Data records
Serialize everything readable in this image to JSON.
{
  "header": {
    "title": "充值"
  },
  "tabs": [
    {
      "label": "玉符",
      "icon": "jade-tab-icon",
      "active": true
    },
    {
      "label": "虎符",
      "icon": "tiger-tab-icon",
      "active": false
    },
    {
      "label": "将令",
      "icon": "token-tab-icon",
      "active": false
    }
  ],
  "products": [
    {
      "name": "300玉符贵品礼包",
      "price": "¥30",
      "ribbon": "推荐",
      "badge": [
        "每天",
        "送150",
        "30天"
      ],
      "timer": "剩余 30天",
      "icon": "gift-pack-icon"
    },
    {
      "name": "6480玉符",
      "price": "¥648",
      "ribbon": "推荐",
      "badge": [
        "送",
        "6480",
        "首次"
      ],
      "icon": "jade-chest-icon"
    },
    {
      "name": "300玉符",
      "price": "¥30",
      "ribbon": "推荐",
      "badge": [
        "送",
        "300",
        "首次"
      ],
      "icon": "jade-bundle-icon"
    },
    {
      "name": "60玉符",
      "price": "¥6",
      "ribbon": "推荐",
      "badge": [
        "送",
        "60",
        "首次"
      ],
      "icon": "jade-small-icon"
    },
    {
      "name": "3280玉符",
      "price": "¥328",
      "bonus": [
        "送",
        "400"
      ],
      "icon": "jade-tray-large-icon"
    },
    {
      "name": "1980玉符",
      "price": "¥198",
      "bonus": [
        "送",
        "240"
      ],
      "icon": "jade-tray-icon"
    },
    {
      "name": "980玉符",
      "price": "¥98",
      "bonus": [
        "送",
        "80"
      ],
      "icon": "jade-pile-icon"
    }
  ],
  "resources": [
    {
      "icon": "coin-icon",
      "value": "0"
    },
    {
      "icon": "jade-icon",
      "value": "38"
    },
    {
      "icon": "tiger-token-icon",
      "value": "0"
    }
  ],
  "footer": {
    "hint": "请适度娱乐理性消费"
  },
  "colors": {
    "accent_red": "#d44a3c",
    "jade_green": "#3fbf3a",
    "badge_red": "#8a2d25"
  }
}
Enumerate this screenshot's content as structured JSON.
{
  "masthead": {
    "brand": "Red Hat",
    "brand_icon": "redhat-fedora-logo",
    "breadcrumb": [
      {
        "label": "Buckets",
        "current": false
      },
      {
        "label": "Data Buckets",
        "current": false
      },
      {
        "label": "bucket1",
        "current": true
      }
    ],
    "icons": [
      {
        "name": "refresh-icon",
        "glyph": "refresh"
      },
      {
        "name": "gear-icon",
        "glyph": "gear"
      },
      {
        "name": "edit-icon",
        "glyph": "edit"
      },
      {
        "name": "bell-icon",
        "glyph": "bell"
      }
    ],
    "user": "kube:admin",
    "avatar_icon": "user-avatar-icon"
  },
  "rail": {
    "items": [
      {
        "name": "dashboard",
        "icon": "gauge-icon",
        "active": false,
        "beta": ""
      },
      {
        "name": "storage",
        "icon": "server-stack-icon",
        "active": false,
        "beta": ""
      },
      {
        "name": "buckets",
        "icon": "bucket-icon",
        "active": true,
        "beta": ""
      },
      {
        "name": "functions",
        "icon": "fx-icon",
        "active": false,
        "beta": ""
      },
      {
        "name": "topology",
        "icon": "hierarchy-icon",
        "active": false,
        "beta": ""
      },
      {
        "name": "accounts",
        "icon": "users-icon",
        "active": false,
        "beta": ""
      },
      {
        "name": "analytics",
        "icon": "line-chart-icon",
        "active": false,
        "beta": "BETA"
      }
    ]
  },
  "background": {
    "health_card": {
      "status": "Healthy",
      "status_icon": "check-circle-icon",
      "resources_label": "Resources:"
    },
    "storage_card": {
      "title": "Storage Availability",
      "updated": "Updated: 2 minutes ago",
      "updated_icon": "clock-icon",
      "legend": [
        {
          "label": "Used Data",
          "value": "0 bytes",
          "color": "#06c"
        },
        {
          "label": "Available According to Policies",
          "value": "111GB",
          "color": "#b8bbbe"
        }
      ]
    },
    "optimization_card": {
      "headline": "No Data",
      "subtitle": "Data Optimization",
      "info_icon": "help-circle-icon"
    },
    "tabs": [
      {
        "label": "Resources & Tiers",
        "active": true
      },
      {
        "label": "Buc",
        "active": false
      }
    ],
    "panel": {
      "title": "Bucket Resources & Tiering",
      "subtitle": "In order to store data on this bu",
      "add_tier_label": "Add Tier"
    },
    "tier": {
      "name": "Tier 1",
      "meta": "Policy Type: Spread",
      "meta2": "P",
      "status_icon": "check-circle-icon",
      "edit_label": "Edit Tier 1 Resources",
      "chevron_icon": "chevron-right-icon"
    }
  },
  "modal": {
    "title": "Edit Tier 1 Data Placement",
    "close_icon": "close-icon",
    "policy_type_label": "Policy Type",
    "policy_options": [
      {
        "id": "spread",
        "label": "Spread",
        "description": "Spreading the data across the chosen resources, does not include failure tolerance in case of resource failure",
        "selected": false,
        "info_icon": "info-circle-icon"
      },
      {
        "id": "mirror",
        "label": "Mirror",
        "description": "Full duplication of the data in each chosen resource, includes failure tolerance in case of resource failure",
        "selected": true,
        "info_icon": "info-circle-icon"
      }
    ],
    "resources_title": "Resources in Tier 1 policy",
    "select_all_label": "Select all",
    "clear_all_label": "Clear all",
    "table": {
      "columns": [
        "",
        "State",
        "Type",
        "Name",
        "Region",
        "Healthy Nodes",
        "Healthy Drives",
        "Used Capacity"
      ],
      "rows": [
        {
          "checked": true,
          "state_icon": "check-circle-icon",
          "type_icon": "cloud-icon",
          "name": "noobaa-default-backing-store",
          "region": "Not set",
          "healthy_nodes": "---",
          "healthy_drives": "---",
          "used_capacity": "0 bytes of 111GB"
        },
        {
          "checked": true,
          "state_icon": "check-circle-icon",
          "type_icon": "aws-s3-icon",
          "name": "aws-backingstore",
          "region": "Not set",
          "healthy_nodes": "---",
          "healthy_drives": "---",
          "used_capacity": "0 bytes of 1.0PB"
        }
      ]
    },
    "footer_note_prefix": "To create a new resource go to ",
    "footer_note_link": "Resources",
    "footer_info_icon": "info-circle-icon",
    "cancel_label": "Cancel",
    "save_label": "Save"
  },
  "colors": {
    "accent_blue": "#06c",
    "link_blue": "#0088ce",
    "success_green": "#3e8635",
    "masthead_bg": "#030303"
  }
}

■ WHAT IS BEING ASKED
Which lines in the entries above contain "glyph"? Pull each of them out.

■ OUTPUT BELOW
        "glyph": "refresh"
        "glyph": "gear"
        "glyph": "edit"
        "glyph": "bell"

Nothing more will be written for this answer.